Stored items from a collection:
◆ ◆ ◆
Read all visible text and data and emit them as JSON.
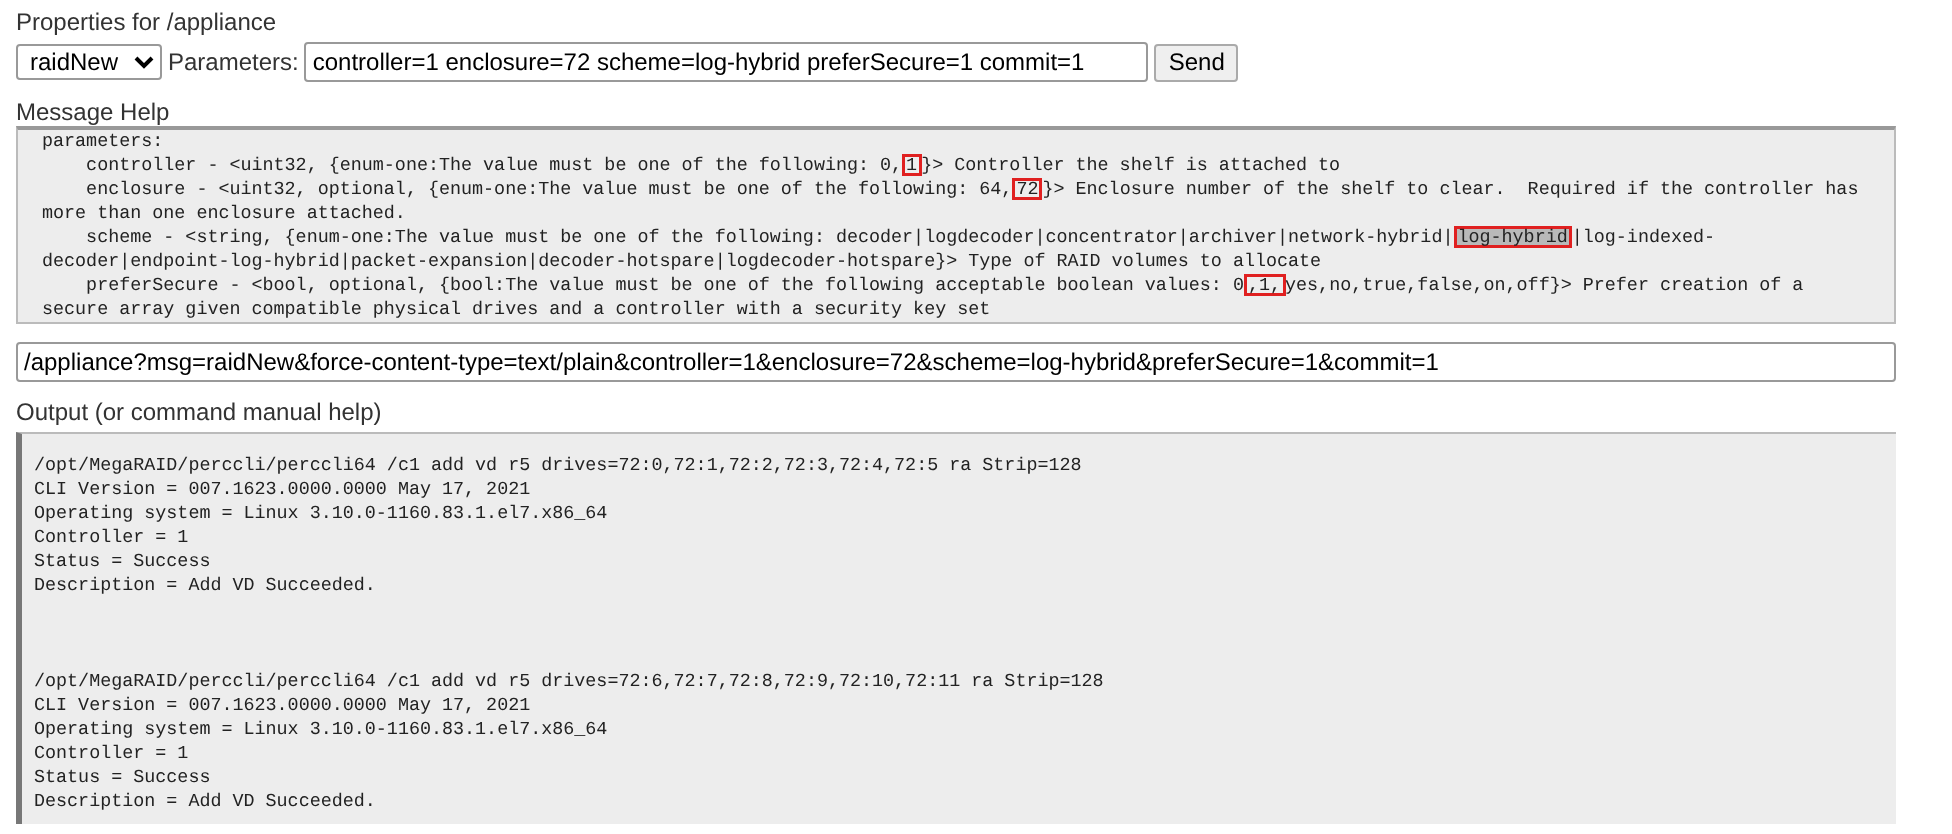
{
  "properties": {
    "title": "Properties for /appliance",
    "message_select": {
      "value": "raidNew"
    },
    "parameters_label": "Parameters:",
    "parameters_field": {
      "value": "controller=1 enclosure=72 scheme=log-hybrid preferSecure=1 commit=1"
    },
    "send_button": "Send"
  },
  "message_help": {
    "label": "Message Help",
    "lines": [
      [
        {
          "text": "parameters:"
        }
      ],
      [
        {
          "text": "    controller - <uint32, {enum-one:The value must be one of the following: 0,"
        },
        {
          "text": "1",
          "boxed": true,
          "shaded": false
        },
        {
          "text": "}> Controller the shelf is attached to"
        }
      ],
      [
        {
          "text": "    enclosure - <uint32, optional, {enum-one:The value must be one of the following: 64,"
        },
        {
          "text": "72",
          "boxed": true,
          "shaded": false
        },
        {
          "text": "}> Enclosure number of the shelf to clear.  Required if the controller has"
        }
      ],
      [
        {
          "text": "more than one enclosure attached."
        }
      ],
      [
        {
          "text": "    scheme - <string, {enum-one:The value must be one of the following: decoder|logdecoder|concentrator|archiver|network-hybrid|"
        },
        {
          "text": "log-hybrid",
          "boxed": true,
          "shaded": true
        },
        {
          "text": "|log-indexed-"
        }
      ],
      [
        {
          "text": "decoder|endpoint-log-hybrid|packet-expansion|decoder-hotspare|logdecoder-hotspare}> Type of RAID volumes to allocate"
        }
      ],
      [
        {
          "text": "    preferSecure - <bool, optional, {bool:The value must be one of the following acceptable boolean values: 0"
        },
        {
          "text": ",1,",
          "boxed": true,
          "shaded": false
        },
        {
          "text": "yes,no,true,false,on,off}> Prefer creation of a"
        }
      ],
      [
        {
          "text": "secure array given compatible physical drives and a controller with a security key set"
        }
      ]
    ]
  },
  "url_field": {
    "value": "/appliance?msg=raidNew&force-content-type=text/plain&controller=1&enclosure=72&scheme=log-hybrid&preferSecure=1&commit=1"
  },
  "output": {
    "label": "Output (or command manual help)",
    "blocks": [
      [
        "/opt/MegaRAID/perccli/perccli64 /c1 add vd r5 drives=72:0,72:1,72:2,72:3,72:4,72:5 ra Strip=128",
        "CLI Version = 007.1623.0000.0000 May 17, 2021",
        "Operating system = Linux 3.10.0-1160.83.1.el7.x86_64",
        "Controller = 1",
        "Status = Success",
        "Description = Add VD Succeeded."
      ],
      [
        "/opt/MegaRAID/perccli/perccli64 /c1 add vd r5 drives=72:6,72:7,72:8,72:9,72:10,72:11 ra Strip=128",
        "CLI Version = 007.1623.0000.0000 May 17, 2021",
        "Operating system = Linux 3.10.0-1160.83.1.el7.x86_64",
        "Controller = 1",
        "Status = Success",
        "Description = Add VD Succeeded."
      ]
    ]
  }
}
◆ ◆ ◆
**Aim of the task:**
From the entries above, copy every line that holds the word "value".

**Result for this exercise:**
      "value": "raidNew"
      "value": "controller=1 enclosure=72 scheme=log-hybrid preferSecure=1 commit=1"
          "text": "    controller - <uint32, {enum-one:The value must be one of the following: 0,"
          "text": "    enclosure - <uint32, optional, {enum-one:The value must be one of the following: 64,"
          "text": "    scheme - <string, {enum-one:The value must be one of the following: decoder|logdecoder|concentrator|archiver|network-hybrid|"
          "text": "    preferSecure - <bool, optional, {bool:The value must be one of the following acceptable boolean values: 0"
    "value": "/appliance?msg=raidNew&force-content-type=text/plain&controller=1&enclosure=72&scheme=log-hybrid&preferSecure=1&commit=1"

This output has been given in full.